Enemy combatants lack the rights of traditional prisoners of war, and ultimately have almost no rights granted them at Guantanamo Bay-- the primary reason why the center has been under fire since its creation. Do enemy combatants deserve rights once captured and detained? To what degree?
I would argue that because enemy combatants deliberately go against the rules of war, they should not be granted all of the rights that are granted to traditional soldiers. To do so would be to take away a major incentive for states to fight justly and within the realm of the rules of war. However, enemy combatants ought to be treated as people, giving them the right to life, right to freedom from torture, right to express their religion, etc.
So what status would you say that "enemy combatants" should have? If they are not Prisoners of War, I mean? Are they common criminals?
I think they really need this new categorization. Non-state actors are playing a unique role in the globalized world, and we can't squish them into an already existent box. So now, I guess we just need to figure out how we're going to approach this new categorization.
I guess the other question is why they shouldn't be afforded POW protections? Because they aren't fighting on behalf of a recognized nation state?
But it's an interesting idea!
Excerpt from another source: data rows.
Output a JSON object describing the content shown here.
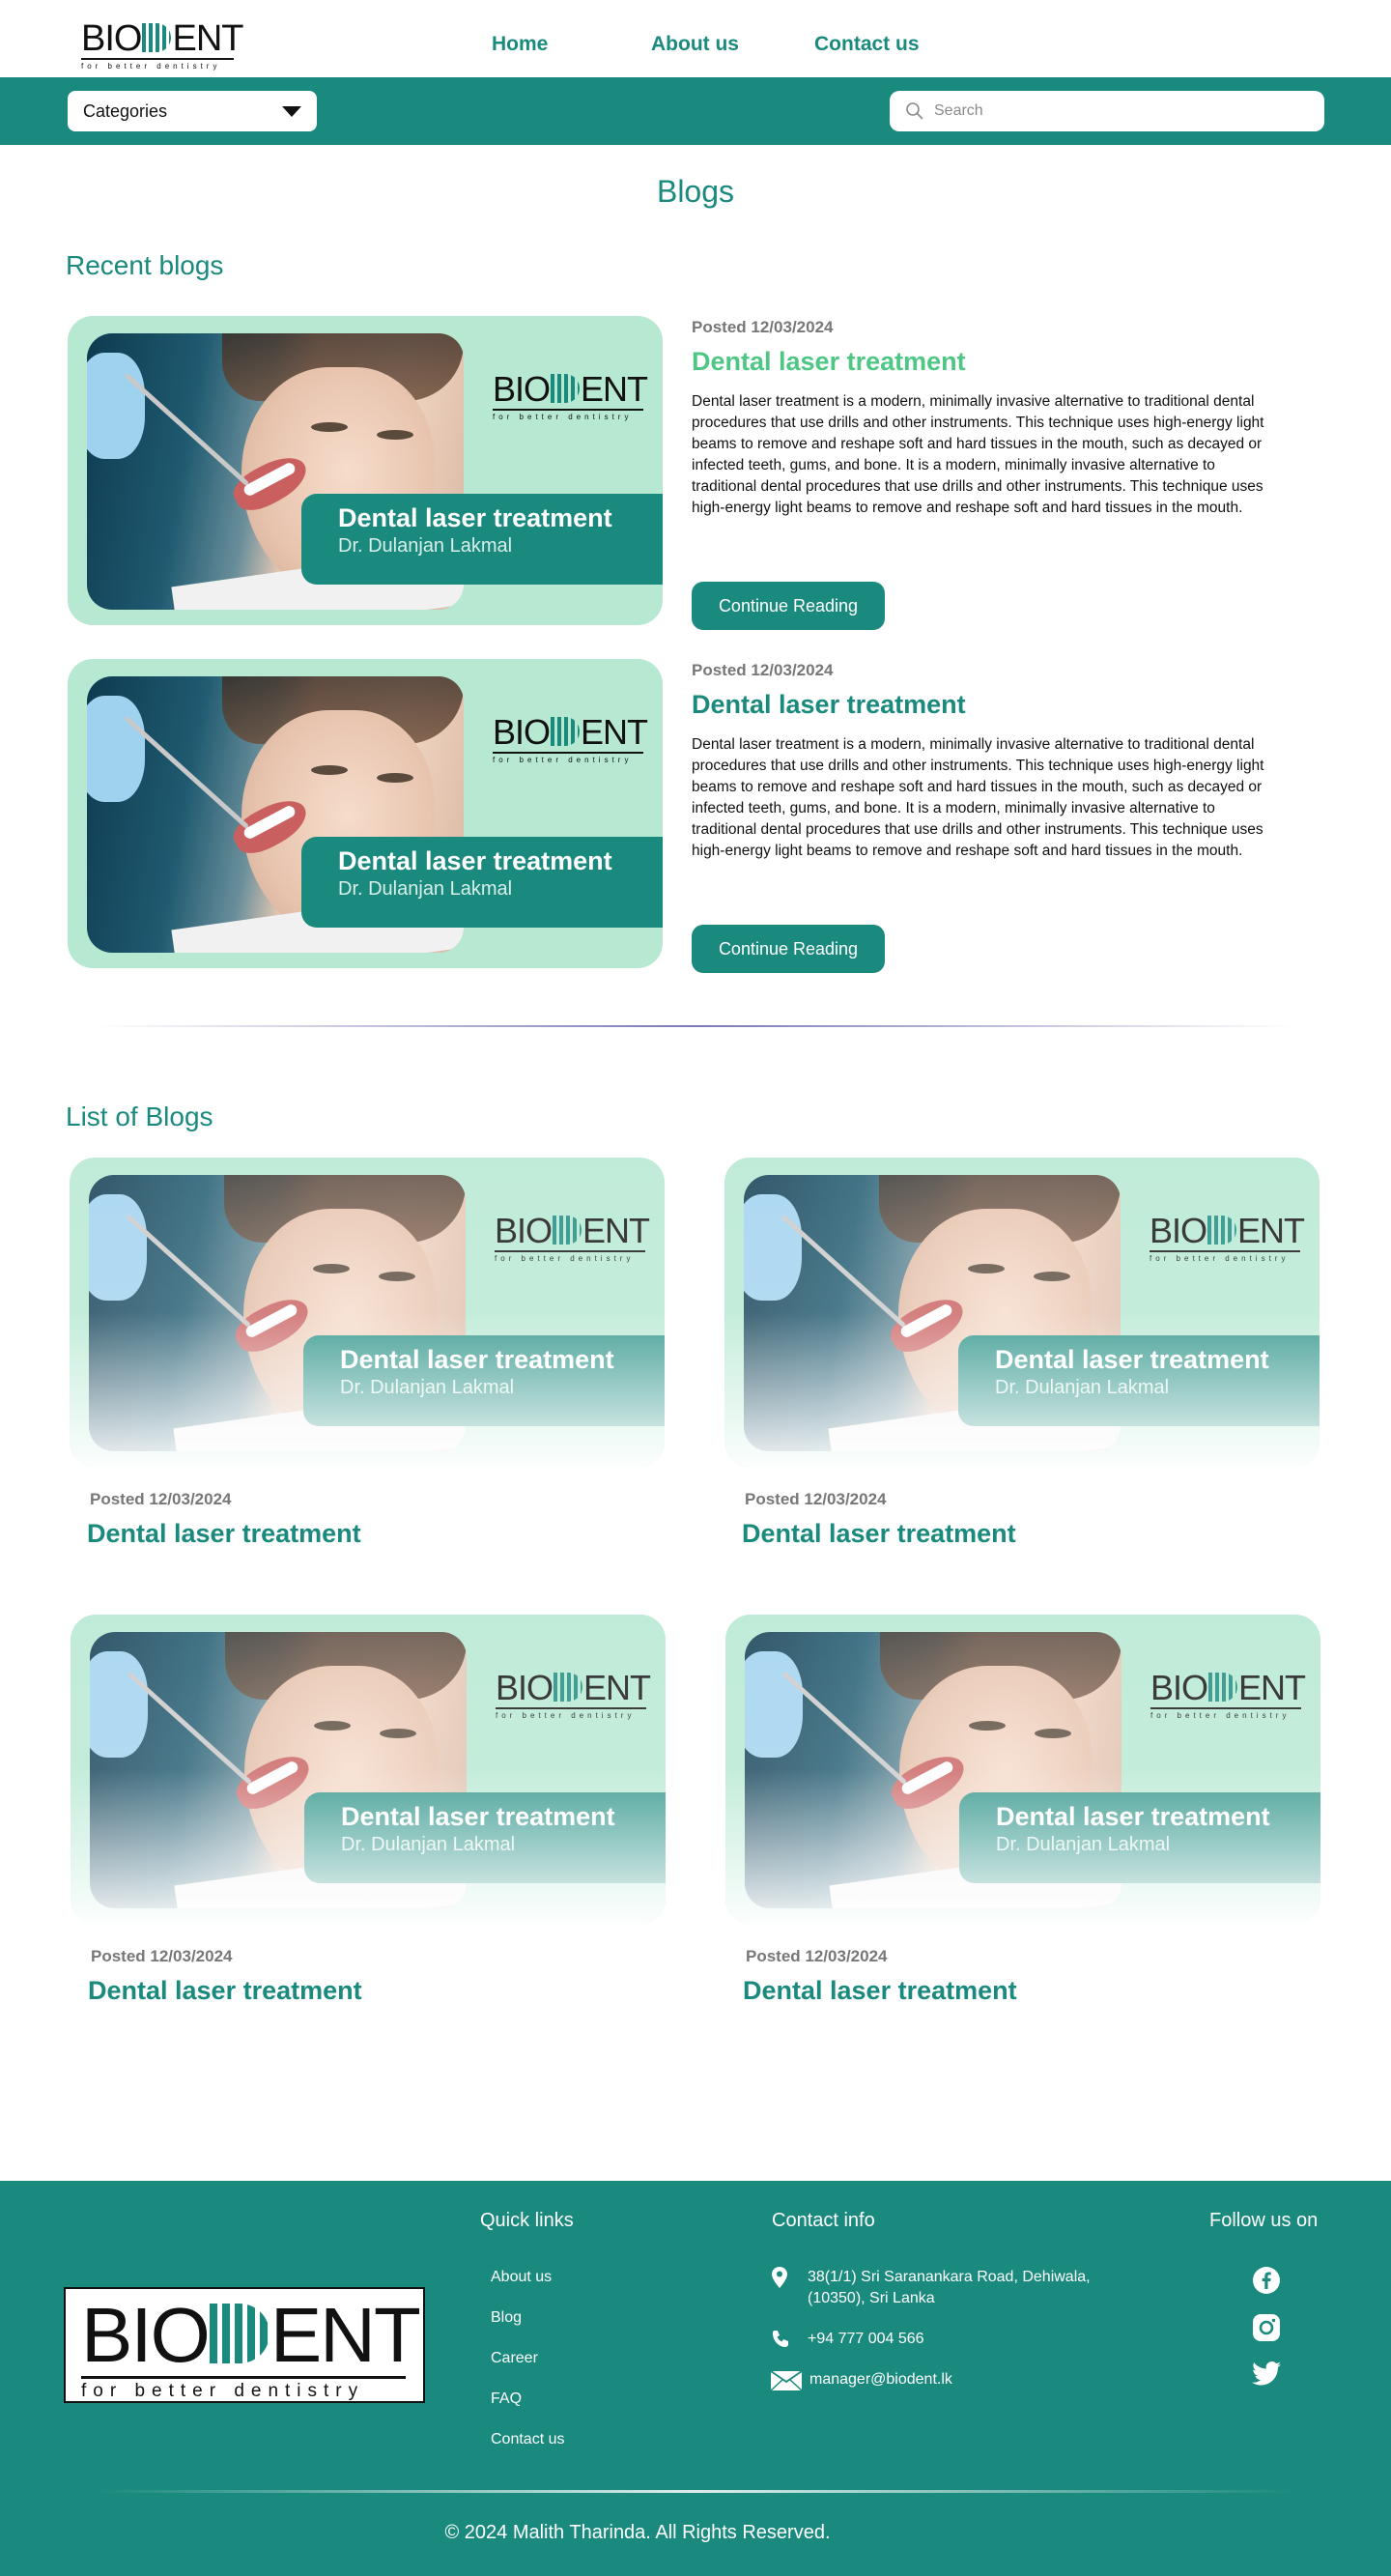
{
  "brand": {
    "name": "BIODENT",
    "tagline": "for better dentistry"
  },
  "nav": {
    "home": "Home",
    "about": "About us",
    "contact": "Contact us"
  },
  "toolbar": {
    "categories": "Categories",
    "search_placeholder": "Search"
  },
  "page": {
    "title": "Blogs",
    "recent_title": "Recent blogs",
    "list_title": "List of Blogs"
  },
  "banner": {
    "title": "Dental laser treatment",
    "author": "Dr. Dulanjan Lakmal"
  },
  "recent": [
    {
      "posted": "Posted 12/03/2024",
      "title": "Dental laser treatment",
      "desc": "Dental laser treatment is a modern, minimally invasive alternative to traditional dental procedures that use drills and other instruments. This technique uses high-energy light beams to remove and reshape soft and hard tissues in the mouth, such as decayed or infected teeth, gums, and bone. It is a modern, minimally invasive alternative to traditional dental procedures that use drills and other instruments. This technique uses high-energy light beams to remove and reshape soft and hard tissues in the mouth.",
      "button": "Continue Reading"
    },
    {
      "posted": "Posted 12/03/2024",
      "title": "Dental laser treatment",
      "desc": "Dental laser treatment is a modern, minimally invasive alternative to traditional dental procedures that use drills and other instruments. This technique uses high-energy light beams to remove and reshape soft and hard tissues in the mouth, such as decayed or infected teeth, gums, and bone. It is a modern, minimally invasive alternative to traditional dental procedures that use drills and other instruments. This technique uses high-energy light beams to remove and reshape soft and hard tissues in the mouth.",
      "button": "Continue Reading"
    }
  ],
  "list": [
    {
      "posted": "Posted 12/03/2024",
      "title": "Dental laser treatment"
    },
    {
      "posted": "Posted 12/03/2024",
      "title": "Dental laser treatment"
    },
    {
      "posted": "Posted 12/03/2024",
      "title": "Dental laser treatment"
    },
    {
      "posted": "Posted 12/03/2024",
      "title": "Dental laser treatment"
    }
  ],
  "footer": {
    "quick_links_title": "Quick links",
    "links": [
      "About us",
      "Blog",
      "Career",
      "FAQ",
      "Contact us"
    ],
    "contact_title": "Contact info",
    "address": "38(1/1) Sri Saranankara Road, Dehiwala, (10350), Sri Lanka",
    "phone": "+94 777 004 566",
    "email": "manager@biodent.lk",
    "follow_title": "Follow us on",
    "social": [
      "facebook-icon",
      "instagram-icon",
      "twitter-icon"
    ],
    "copyright": "© 2024 Malith Tharinda. All Rights Reserved."
  },
  "colors": {
    "primary": "#1a8a7e",
    "banner_bg": "#b6e8d2",
    "title_light": "#4ec785"
  }
}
Let me know how it goes!
Because they, by definition, go against the rules of war. They distinctively go against these rules of war by killing civilians and waging disproportionate war, taking them out of that realm of "civilized" warfare. Furthermore, to give them all of the rights of normal soldiers would be to take a major incentive for states to act within the rules of war away, which could ultimately lead to even more civilian deaths and even more disproportionate means of war.
I doubt if any enemy combatant ever got the right to freedom from torture as torture is the primary tool to elicit information from soldier/combatant.